What if Liu had a partner? Would that make Liu Delivers a Ponzi scheme? What if he had a million partners? It is not the number of owners that makes something a Ponzi scheme. Liu Delivers would still be a valuable company and Liu and his partners would still be happy that they were part owners. Liu Delivers might pay dividends or make share repurchases at some point, perhaps when further expansion is not warranted. Or Liu Delivers might be sold to another company, but that hardly matters. The intrinsic value of Liu Delivers comes from the company’s profitability, not from the size of its dividend or the number of owners.

Consider, too, Berkshire Hathaway. Berkshire doesn’t pay dividends so, by Liu’s criterion, it is a Ponzi scheme. Yet, Berkshire owns lots of companies that do pay dividends. For example, Berkshire owns 250 million shares of Apple stock, which is currently valued at nearly $100 billion and pays Berkshire $800 million in annual dividends. How can Apple stock be real money that is turned into a Ponzi scheme when it purchased by Berkshire? It makes no sense, because Liu’s argument is nonsensical.

Finally, consider this example of how a stock could be a Ponzi scheme. Suppose that Liu Delivers had been an accounting scam. The company didn’t actually make money but, even so, reported robust, rapidly growing profits every quarter. These fraudulent reports might allow Liu Delivers to issue more stock every year, using the proceeds to pay dividends to its shareholders. Liu Delivers pays regular dividends but is nonetheless a Ponzi scheme. It is not the absence or presence of dividends that determine whether a stock is or is not a Ponzi scheme. It is the absence or presence of real profits.

Fortunately, the overwhelming majority of U.S. corporations run real, profitable businesses. Unlike Ponzi schemes, they have been and will continue to be worth investing in.

You may also enjoy: Inflation Is the least of our worries! Yet some fear that the inflation dragon is about to roar. The Federal Reserve (the Fed) can throw the economy into recession whenever it feels an unruly inflation needs to be tamed by the discipline of unemployment. (Gary Smith)

Gary N. Smith

Senior Fellow, Walter Bradley Center for Natural and Artificial Intelligence
Gary N. Smith is the Fletcher Jones Professor of Economics at Pomona College. His research on financial markets statistical reasoning, and artificial intelligence, often involves stock market anomalies, statistical fallacies, and the misuse of data have been widely cited.
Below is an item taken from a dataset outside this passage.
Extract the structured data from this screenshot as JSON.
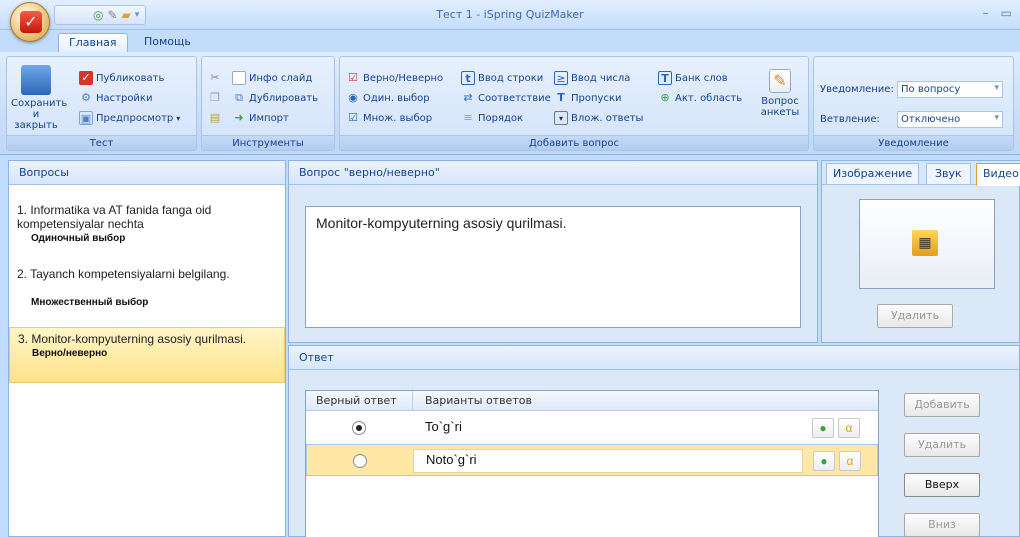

He is the author of dozens of research articles and 16 books, most recently, Distrust: Big Data, Data-Torturing, and the Assault on Science, Oxford University Press, 2023.

Stocks Are Not a Ponzi Scheme and Here’s Why Not